Still Hard Going for Laurelists
Defending champion Greg Thatcher looked
spiffy in his El Grande Centurion shirt but was stopped
in the Final.
The Finalists at work as GM Rob Flowers
records the Final for posterity.
It has been ten years since El Grande made its appearance
at the WBC, and the event has yet to see a repeat champion. Would
this be the year?
The attendance appears to have settled down to a core group
of players who are not only experienced with the game, but just
love to play. Over a quarter of the field played in at least
two of the three heats. Three players attended all three heats,
including David Burkey who scored a win in the last one to advance.
19 winners meant that six alternates would also get to advance
to the semi-finals, and for the first time since I have run the
event, there were no dropouts for the semi-final slots.
The final table had the two previous champs, Robb Effinger
and Greg Thatcher, as well as Geoff Pounder, who had placed third
in 2005. Marc Berenbach had never actually laureled in the event
before but he was a frequent tenant in the semi-finals. Tim Mossman

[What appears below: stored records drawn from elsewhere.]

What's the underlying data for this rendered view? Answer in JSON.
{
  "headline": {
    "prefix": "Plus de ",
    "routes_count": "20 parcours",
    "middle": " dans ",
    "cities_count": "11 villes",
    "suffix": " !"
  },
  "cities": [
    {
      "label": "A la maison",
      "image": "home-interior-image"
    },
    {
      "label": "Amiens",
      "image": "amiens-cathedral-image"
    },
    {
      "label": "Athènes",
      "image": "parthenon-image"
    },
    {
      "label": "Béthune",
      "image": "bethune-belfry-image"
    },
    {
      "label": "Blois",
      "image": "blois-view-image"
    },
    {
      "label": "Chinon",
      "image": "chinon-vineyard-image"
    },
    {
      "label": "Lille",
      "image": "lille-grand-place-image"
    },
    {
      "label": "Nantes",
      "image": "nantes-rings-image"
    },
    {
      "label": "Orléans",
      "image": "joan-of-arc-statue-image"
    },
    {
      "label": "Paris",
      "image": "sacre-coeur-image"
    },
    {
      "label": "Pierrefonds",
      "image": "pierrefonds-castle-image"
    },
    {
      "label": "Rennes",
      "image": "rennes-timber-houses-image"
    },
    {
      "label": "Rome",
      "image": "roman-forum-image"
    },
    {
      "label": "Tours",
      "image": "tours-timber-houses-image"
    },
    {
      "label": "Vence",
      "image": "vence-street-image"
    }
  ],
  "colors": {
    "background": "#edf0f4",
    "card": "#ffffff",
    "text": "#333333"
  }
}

was a relative newcomer, but advanced to the semis with the strongest
record of 1st and 2nd place finishes in the first two heats.
Right off the bat, Greg used the King action to create a favorable
situation for Geoff to score the 6's and 7's. Geoff took the
score, putting him at 14 points and Greg at 13, with the rest
trailing behind. In Turn 2, Tim used a Score the 5's card to
catch up to them, while Robb and Marc still trailed. Robb placed
the 8/4/0 mobile scoreboard on Greg's home territory (Valencia),
where he was already tied with Robb with one caballero each.
During the first scoring round, everyone avoided Valencia
when placing their pieces from the Castillo. Only Marc and Robb
succeeded in scoring their Grandes. Greg had been beat on a bit,
but still scored well enough to place him in first with 36 points.
Robb was in second with 31, and the others were within 5 points
In Turn 4, Tim scored New Castile, putting both Tim and Geoff
within three points of the lead; Marc still trailed by nine.
Turn 5 saw Tim execute the "Dial-a-Score" card, which
helped Tim somewhat but helped Greg a lot more. Greg again opened
his lead to five points over Robb, while the overall spread was
now 12 points.
Meanwhile, Geoff had been strengthening his board position
while other players were attacking the leaders. When it came
to the second round of scoring, Geoff scored in seven of the
ten regions (including a third in the Castillo) and was the only
player to get points for his Grande, while Greg only scored in
three regions and Robb in four. Geoff tied Greg for the lead
at 60, although the players were all within four points.
In Turn 7, Geoff spent his 13 to grab a scoring card, adding
eight points to his score while not helping Greg. Marc was a
beneficiary, getting four points to barely put him into second.
Midway though Turn 8, Geoff picked up a Veto card, which gave
him tremendous leverage to protect his lead throughout the rest
of the game. He used this to good effect in Turn 9, influencing
Tim's move of the King, which finally went to New Castile to
protect Tim's first place there. Unfortunately, this created
a situation where Geoff was able to score Old Castile once again,
getting him another eight points and putting him 11 ahead. Geoff
had the lowest scoring in the third scoring round, but his lead
was too much to overcome.
Unlike the previous two years, scoring cards did not play
a dominant role. In fact, five scoring cards were taken by players
and NOT executed. Still, Geoff managed to score about 10 points
more than anyone else through scoring cards. He also managed
to get points from his Grande five times, while no one else did
the trick more than twice.
This year we played with a new rule whereby partial Vetoes
of actions are not allowed. This simplified the rule and speeded
up games. Next year I think I'll revisit the issue with the various
differently worded cards in the 2 stack regarding "fellow
players" versus "each player", to help reduce
questions on that issue.
As with last year, I have a play by play record of the Final
in Excel format, should anyone be interested.